Quote the lines below from the one containing "Serialize everything readable" to the final line, both ends included; exclude the pictures.

Collected data entries:
<<<<

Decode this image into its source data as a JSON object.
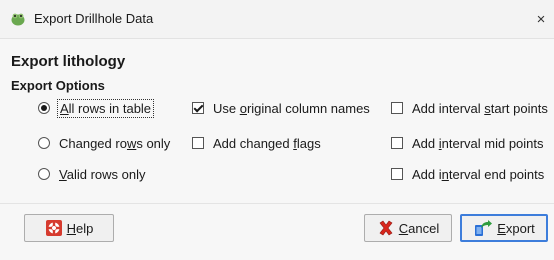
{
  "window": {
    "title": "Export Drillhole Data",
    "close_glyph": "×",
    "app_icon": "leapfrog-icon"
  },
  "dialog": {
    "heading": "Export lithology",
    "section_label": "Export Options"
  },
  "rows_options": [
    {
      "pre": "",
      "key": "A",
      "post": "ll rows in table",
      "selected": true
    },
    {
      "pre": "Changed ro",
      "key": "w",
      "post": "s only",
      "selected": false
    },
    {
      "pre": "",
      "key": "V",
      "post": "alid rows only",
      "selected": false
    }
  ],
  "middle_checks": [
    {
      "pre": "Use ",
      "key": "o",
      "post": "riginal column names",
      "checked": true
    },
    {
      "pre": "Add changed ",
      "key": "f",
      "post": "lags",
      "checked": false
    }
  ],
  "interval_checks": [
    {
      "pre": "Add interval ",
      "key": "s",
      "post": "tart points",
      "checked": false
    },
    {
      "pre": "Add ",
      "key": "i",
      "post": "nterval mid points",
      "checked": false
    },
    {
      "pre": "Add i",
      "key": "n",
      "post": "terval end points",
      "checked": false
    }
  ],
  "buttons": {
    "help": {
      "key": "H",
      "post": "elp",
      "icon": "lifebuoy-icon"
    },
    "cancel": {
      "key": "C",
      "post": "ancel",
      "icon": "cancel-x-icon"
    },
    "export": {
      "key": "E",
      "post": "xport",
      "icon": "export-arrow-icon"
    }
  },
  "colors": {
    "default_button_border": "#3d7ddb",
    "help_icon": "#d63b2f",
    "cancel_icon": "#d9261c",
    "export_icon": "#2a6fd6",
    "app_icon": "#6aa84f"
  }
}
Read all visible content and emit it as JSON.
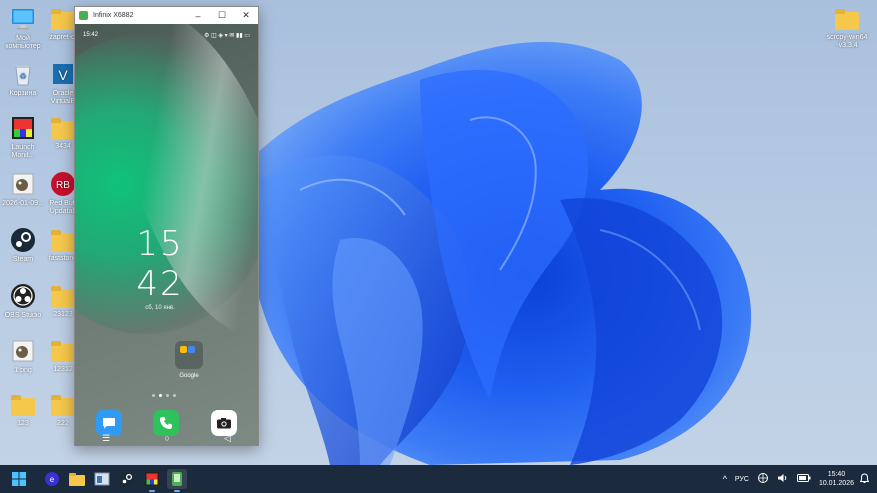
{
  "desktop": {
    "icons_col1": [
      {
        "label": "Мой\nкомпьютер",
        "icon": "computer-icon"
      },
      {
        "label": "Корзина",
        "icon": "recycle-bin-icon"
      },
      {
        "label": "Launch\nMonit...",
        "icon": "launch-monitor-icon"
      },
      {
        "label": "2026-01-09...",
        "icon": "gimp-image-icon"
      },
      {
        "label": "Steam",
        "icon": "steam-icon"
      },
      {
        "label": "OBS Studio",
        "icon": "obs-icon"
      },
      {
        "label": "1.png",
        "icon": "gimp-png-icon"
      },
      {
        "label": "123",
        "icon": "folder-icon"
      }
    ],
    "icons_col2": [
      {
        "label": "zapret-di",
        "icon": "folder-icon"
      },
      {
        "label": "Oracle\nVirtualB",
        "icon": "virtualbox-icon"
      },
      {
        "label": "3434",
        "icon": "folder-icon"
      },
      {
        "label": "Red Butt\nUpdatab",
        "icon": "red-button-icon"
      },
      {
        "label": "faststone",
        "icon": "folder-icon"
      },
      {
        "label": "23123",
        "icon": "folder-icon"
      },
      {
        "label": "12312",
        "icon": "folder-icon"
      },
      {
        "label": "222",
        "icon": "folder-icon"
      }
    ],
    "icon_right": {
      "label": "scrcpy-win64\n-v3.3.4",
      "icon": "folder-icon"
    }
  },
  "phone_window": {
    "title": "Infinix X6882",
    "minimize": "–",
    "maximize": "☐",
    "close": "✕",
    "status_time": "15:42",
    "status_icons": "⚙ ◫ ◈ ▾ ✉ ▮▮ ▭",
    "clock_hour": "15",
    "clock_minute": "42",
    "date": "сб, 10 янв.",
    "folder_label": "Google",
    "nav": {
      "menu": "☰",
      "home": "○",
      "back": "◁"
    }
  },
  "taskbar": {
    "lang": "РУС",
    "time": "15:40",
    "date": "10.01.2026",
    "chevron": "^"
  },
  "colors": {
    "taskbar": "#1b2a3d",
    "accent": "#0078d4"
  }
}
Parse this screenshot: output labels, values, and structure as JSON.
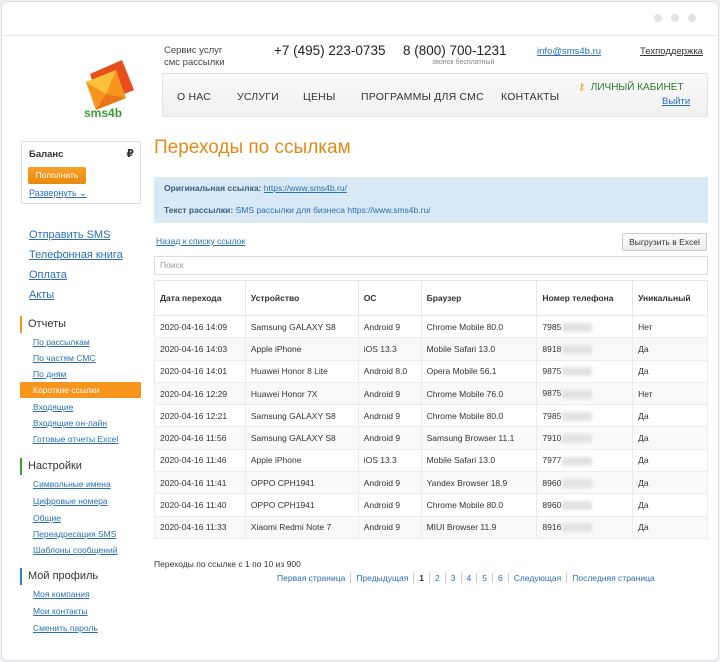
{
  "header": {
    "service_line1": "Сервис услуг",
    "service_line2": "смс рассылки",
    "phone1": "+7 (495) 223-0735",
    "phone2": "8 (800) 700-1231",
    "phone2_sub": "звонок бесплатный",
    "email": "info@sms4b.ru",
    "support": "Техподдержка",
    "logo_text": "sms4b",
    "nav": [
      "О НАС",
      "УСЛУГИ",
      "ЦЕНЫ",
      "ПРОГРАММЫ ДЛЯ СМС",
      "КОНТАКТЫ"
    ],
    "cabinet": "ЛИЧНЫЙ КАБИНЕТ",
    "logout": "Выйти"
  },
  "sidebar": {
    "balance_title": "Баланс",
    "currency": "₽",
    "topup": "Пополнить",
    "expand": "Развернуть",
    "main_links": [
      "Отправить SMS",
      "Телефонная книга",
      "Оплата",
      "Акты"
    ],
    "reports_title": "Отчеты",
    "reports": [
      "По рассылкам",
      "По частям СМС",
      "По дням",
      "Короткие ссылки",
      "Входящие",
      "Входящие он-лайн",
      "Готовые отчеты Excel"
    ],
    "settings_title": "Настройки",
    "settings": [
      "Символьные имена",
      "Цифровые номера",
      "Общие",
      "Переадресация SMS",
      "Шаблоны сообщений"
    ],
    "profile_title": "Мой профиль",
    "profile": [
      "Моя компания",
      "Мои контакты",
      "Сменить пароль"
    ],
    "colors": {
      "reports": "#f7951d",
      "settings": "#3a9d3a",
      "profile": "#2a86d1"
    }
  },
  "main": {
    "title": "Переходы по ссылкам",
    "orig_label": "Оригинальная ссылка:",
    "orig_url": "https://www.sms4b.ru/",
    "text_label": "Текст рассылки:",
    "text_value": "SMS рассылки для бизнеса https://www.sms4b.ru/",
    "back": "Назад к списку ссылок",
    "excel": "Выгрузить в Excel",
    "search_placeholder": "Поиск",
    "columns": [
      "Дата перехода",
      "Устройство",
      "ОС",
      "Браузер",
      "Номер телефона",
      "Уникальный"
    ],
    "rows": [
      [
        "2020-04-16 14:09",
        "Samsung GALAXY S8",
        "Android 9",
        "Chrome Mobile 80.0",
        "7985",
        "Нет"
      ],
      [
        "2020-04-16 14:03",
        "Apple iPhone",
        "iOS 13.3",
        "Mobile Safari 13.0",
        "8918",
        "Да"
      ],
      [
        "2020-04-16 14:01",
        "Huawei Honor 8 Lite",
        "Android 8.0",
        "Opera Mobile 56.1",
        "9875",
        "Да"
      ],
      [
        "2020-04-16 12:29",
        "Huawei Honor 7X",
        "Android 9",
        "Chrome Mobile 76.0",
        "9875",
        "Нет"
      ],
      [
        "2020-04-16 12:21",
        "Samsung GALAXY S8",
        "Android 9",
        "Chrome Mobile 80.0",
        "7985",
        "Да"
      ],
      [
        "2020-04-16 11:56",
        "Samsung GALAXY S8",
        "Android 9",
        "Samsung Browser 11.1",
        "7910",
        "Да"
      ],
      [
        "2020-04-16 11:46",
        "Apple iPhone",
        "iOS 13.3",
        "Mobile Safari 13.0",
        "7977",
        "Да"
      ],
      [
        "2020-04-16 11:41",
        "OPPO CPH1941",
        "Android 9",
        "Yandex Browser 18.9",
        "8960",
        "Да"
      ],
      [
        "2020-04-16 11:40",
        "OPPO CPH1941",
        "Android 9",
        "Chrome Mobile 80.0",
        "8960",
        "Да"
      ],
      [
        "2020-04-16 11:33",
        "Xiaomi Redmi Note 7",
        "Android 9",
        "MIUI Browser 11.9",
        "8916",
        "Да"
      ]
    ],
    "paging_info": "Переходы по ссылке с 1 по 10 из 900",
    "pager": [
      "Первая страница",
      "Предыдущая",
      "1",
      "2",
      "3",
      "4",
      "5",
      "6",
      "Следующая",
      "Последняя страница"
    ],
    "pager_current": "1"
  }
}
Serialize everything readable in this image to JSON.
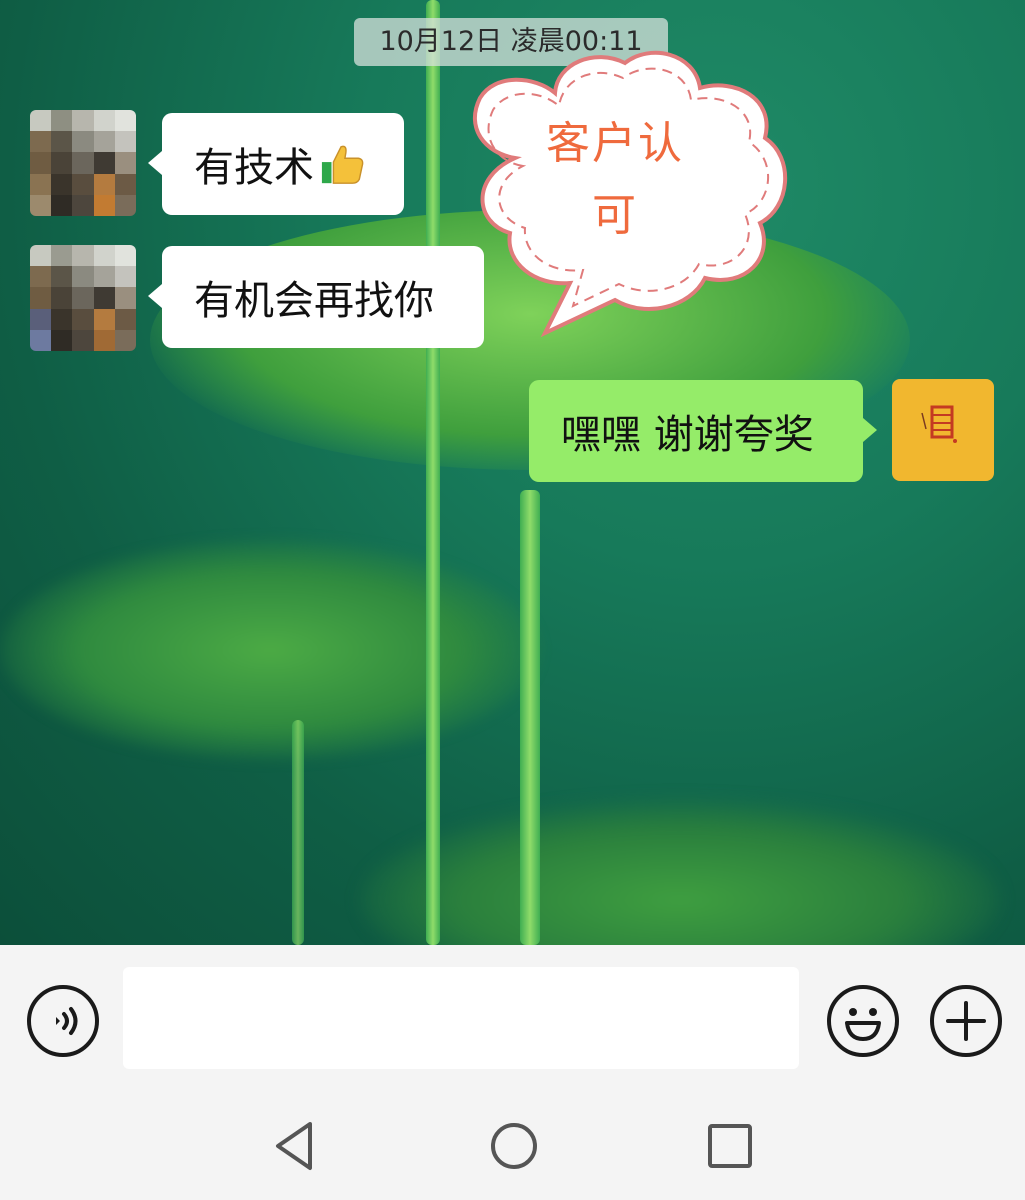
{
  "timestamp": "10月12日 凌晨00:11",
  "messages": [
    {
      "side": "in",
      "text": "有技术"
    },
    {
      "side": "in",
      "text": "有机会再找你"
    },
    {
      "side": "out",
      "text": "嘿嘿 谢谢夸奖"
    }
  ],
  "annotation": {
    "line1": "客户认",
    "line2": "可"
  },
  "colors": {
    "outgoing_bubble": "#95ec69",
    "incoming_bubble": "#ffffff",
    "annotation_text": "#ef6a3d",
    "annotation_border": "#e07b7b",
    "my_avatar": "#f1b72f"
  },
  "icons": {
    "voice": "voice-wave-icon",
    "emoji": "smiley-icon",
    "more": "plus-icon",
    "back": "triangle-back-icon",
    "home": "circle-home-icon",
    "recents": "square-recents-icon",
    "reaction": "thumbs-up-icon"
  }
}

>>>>

Task answer -
Serialize everything readable in this image to JSON.
{
  "timestamp": "10月12日 凌晨00:11",
  "messages": [
    {
      "side": "in",
      "text": "有技术"
    },
    {
      "side": "in",
      "text": "有机会再找你"
    },
    {
      "side": "out",
      "text": "嘿嘿 谢谢夸奖"
    }
  ],
  "annotation": {
    "line1": "客户认",
    "line2": "可"
  },
  "colors": {
    "outgoing_bubble": "#95ec69",
    "incoming_bubble": "#ffffff",
    "annotation_text": "#ef6a3d",
    "annotation_border": "#e07b7b",
    "my_avatar": "#f1b72f"
  },
  "icons": {
    "voice": "voice-wave-icon",
    "emoji": "smiley-icon",
    "more": "plus-icon",
    "back": "triangle-back-icon",
    "home": "circle-home-icon",
    "recents": "square-recents-icon",
    "reaction": "thumbs-up-icon"
  }
}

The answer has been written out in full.